*** Material for this task Section Begins ***
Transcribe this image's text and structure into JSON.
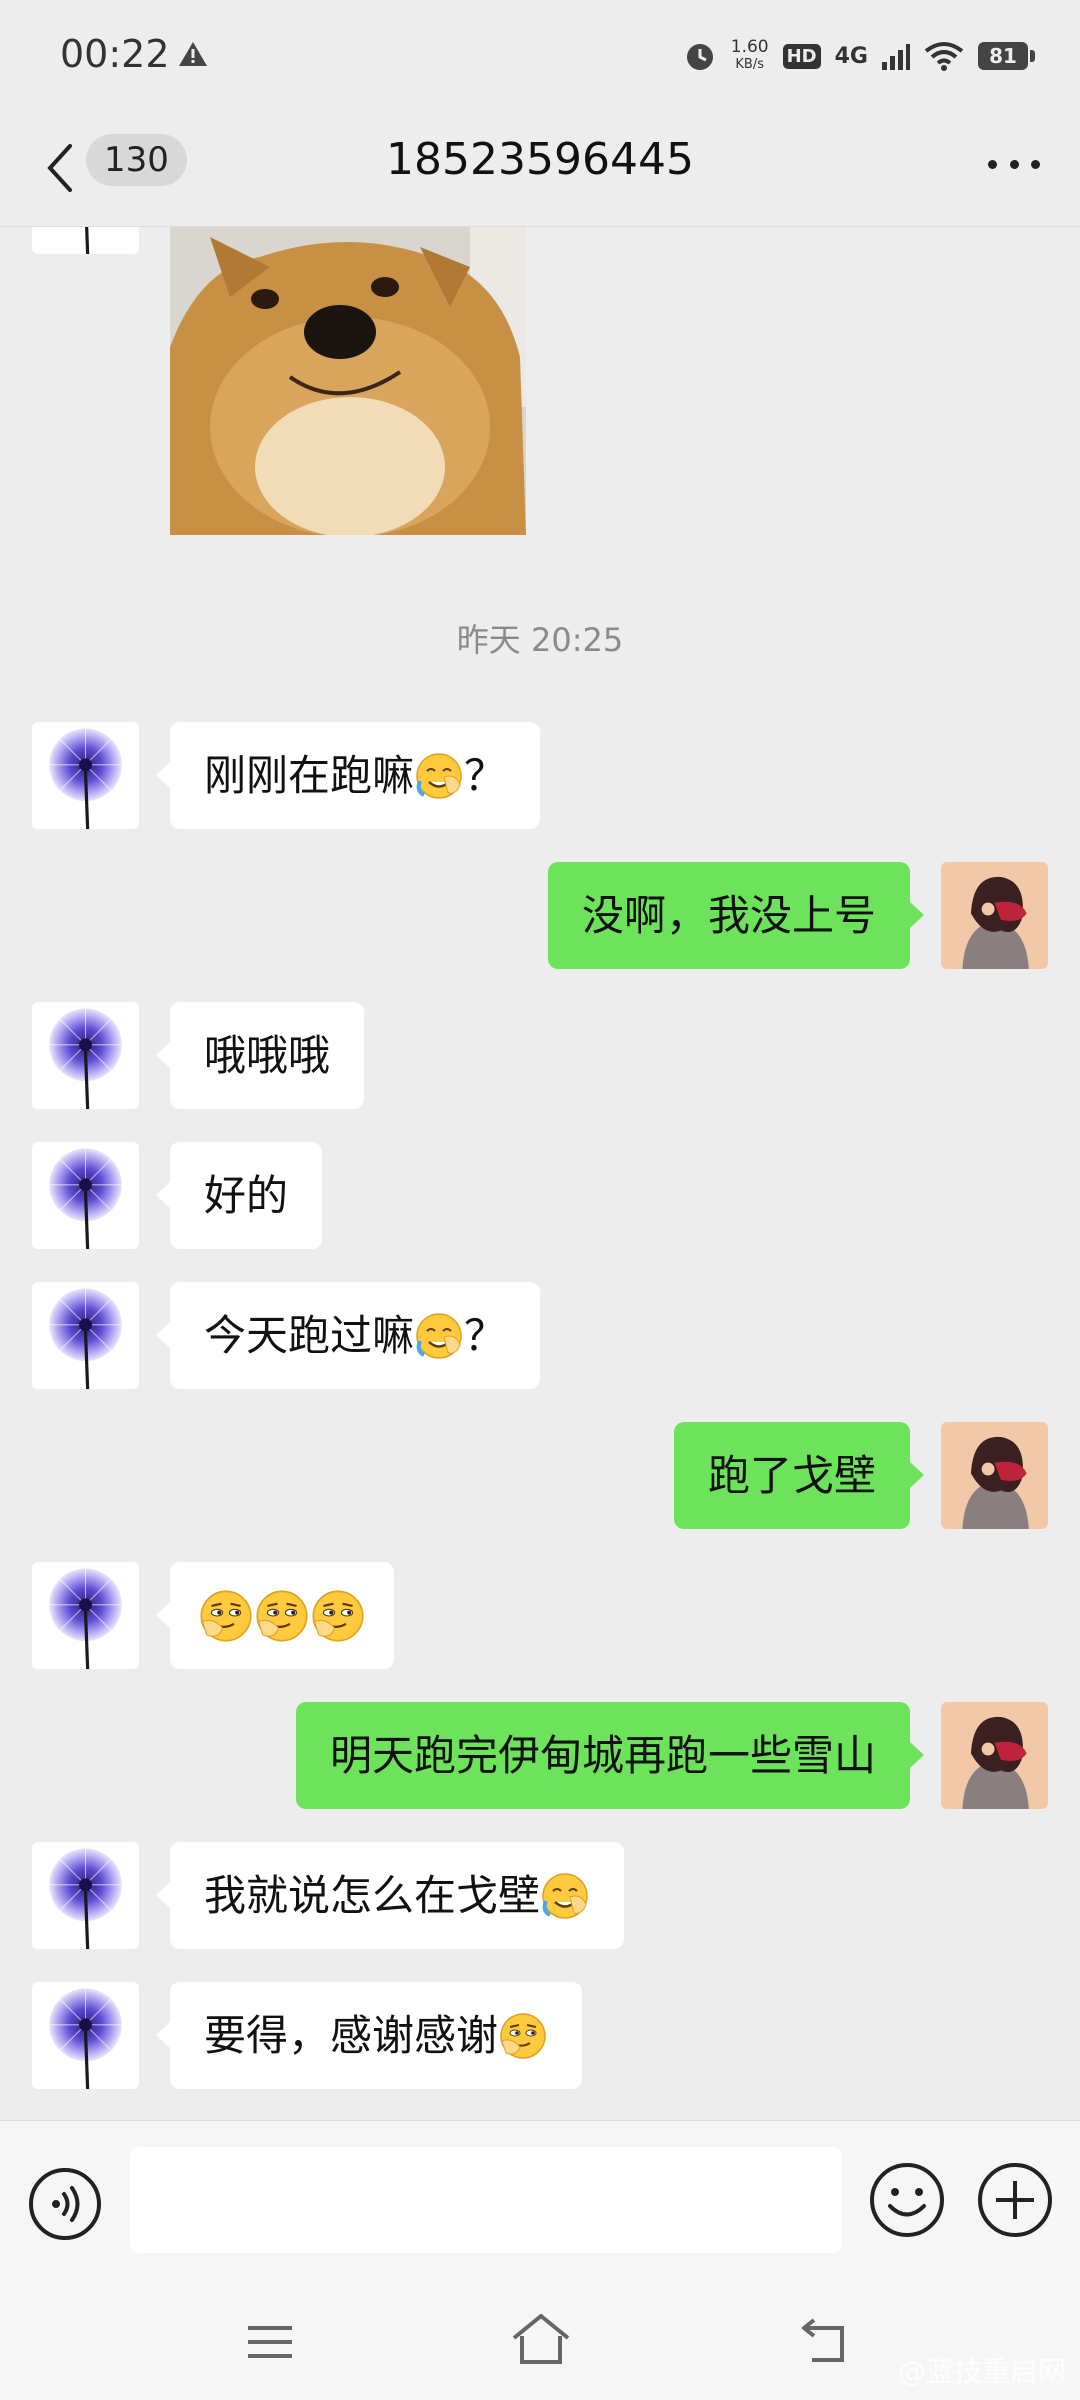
{
  "status_bar": {
    "time": "00:22",
    "speed_value": "1.60",
    "speed_unit": "KB/s",
    "hd": "HD",
    "network": "4G",
    "battery": "81"
  },
  "header": {
    "back_icon": "chevron-left-icon",
    "unread_count": "130",
    "title": "18523596445",
    "more_icon": "more-dots-icon"
  },
  "chat": {
    "timestamp": "昨天 20:25",
    "messages": [
      {
        "side": "in",
        "type": "image",
        "content": "shiba-inu-meme"
      },
      {
        "side": "in",
        "text": "刚刚在跑嘛",
        "suffix_emoji": "facepalm-cry",
        "suffix_text": "？"
      },
      {
        "side": "out",
        "text": "没啊，我没上号"
      },
      {
        "side": "in",
        "text": "哦哦哦"
      },
      {
        "side": "in",
        "text": "好的"
      },
      {
        "side": "in",
        "text": "今天跑过嘛",
        "suffix_emoji": "facepalm-cry",
        "suffix_text": "？"
      },
      {
        "side": "out",
        "text": "跑了戈壁"
      },
      {
        "side": "in",
        "emojis": [
          "smirk-hand",
          "smirk-hand",
          "smirk-hand"
        ]
      },
      {
        "side": "out",
        "text": "明天跑完伊甸城再跑一些雪山"
      },
      {
        "side": "in",
        "text": "我就说怎么在戈壁",
        "suffix_emoji": "facepalm-cry"
      },
      {
        "side": "in",
        "text": "要得，感谢感谢",
        "suffix_emoji": "smirk-hand"
      }
    ]
  },
  "input_bar": {
    "voice_icon": "voice-icon",
    "emoji_icon": "emoji-icon",
    "plus_icon": "plus-icon"
  },
  "nav_bar": {
    "icons": [
      "menu-icon",
      "home-icon",
      "back-icon"
    ],
    "watermark": "@蓝技重启网"
  },
  "colors": {
    "background": "#ededed",
    "outgoing_bubble": "#6de35b",
    "incoming_bubble": "#ffffff"
  }
}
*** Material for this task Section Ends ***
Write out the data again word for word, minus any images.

### Task response
Transcribe this image's text and structure into JSON.
{
  "status_bar": {
    "time": "00:22",
    "speed_value": "1.60",
    "speed_unit": "KB/s",
    "hd": "HD",
    "network": "4G",
    "battery": "81"
  },
  "header": {
    "back_icon": "chevron-left-icon",
    "unread_count": "130",
    "title": "18523596445",
    "more_icon": "more-dots-icon"
  },
  "chat": {
    "timestamp": "昨天 20:25",
    "messages": [
      {
        "side": "in",
        "type": "image",
        "content": "shiba-inu-meme"
      },
      {
        "side": "in",
        "text": "刚刚在跑嘛",
        "suffix_emoji": "facepalm-cry",
        "suffix_text": "？"
      },
      {
        "side": "out",
        "text": "没啊，我没上号"
      },
      {
        "side": "in",
        "text": "哦哦哦"
      },
      {
        "side": "in",
        "text": "好的"
      },
      {
        "side": "in",
        "text": "今天跑过嘛",
        "suffix_emoji": "facepalm-cry",
        "suffix_text": "？"
      },
      {
        "side": "out",
        "text": "跑了戈壁"
      },
      {
        "side": "in",
        "emojis": [
          "smirk-hand",
          "smirk-hand",
          "smirk-hand"
        ]
      },
      {
        "side": "out",
        "text": "明天跑完伊甸城再跑一些雪山"
      },
      {
        "side": "in",
        "text": "我就说怎么在戈壁",
        "suffix_emoji": "facepalm-cry"
      },
      {
        "side": "in",
        "text": "要得，感谢感谢",
        "suffix_emoji": "smirk-hand"
      }
    ]
  },
  "input_bar": {
    "voice_icon": "voice-icon",
    "emoji_icon": "emoji-icon",
    "plus_icon": "plus-icon"
  },
  "nav_bar": {
    "icons": [
      "menu-icon",
      "home-icon",
      "back-icon"
    ],
    "watermark": "@蓝技重启网"
  },
  "colors": {
    "background": "#ededed",
    "outgoing_bubble": "#6de35b",
    "incoming_bubble": "#ffffff"
  }
}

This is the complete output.